INSTRUCTIONS TO FOLLOW
Show, from the records below, all lines that contain the word "true".

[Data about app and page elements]
* * * * *
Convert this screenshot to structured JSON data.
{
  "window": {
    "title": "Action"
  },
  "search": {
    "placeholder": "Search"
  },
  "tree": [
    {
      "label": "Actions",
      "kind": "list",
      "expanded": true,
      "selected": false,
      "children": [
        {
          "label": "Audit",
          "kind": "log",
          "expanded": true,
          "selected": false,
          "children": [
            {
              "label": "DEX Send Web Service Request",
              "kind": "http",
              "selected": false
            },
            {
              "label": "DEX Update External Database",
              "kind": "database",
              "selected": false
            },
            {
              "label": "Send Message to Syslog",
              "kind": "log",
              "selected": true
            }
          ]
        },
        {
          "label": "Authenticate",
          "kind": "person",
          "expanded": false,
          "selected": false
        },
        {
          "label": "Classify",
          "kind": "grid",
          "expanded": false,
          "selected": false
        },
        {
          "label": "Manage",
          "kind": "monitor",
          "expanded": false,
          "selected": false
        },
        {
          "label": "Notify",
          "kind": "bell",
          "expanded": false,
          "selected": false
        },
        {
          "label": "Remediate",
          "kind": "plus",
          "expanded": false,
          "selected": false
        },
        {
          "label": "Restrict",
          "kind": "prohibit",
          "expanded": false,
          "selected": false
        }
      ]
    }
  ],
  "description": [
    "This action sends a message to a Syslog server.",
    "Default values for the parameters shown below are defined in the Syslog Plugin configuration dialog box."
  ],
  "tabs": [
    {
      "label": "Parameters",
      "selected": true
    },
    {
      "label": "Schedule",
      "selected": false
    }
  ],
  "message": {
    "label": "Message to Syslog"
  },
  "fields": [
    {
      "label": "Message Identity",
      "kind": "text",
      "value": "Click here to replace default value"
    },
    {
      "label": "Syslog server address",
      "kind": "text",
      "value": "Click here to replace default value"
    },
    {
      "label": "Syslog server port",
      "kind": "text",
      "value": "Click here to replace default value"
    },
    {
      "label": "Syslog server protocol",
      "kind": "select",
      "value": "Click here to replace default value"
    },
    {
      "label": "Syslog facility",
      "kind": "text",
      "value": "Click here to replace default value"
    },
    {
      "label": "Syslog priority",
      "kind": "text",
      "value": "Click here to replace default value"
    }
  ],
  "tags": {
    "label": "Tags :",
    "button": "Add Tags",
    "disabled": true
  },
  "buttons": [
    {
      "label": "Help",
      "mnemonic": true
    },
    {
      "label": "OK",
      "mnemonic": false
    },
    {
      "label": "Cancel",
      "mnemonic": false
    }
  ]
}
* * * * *
RESULT
      "expanded": true,
          "expanded": true,
              "selected": true
      "selected": true
    "disabled": true
      "mnemonic": true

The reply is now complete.